*Designated an invasive species in the following states, no sale: MI, NH, PA
The reaching sunny blossoms of Greater Celandine make for a brightening addition to the summer landscape, where it can be seen growing quite gladly under a variety of conditions. A member of the poppy family, various parts of this plant release an acrid and pungent-smelling yellow juice upon injury. One should note that this sap can be an irritant to skin and eyes. However, through Ancient Greece and the Middle Ages, Chelidonium majus was admired particularly for treatment of skin conditions, jaundice, and eye diseases. Folk medicine indicates the juice or salves of the plant as utilized for topical treatment, and an infusion taken to better liver health (particularly recorded in Eastern European cultures)— though association of this herb with ocular treatment seems left to ancient mythos.
Celandine has an important use throughout history as a dye plant— the ground roots, stems, and leaves of this plant can be boiled and processed to create a buttery or straw-yellow pigment. Its potency as a coloring agent can be easily intuited in witnessing the orange sap that oozes from both the crushed flowers and disturbed roots (one can also derive orange dye from Chelidonium majus). Through the middle ages, the dye of this plant was well known, from tinting manuscripts to women’s hair.
Bees and Syrphid flies are visitors to celandine flowers, and ants are fond of the food appendages (elaiosomes) found within the seed pod— travel via ants allows for greater seed dispersal.
The word ‘celandine’ is derived from the Greek word ‘chelidon,’ which refers to a swallow. It is said the herb blooms when swallows arrive for the season, and fades as they depart. According to writings from the Roman philosopher Pliny the Elder, it was swallows who discovered that the juice of Celandine could help remove film from the cornea of blind nestlings to restore their vision— a dual reason for the avian naming of the plant. Archaic texts state that breathing in Celandine will prevent arguments between spouses.

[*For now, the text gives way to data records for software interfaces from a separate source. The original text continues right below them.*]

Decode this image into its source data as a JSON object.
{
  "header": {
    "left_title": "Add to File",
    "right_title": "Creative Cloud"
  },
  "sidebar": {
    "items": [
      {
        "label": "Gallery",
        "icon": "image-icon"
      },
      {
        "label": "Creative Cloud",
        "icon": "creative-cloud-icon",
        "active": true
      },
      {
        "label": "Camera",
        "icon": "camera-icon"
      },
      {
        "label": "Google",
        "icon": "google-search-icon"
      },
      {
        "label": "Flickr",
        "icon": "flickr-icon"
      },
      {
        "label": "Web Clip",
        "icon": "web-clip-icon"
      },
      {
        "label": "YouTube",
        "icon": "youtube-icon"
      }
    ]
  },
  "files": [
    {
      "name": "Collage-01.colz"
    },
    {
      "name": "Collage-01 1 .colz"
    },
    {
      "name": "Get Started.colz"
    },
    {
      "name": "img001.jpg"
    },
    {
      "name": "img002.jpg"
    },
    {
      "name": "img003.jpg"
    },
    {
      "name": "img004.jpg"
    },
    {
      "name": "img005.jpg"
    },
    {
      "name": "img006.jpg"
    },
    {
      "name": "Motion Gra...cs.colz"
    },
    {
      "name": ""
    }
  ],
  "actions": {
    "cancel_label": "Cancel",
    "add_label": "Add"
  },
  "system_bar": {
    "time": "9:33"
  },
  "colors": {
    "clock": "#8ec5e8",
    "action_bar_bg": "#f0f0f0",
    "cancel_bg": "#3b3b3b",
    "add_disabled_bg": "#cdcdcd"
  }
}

The 19th century poet William Wordsworth was so fond of Chelidonium majus that he had its star-shaped flower engraved onto the entrance of his tomb— all these anecdotes are a further indication of the hold this starry herb has had on human imagination for centuries.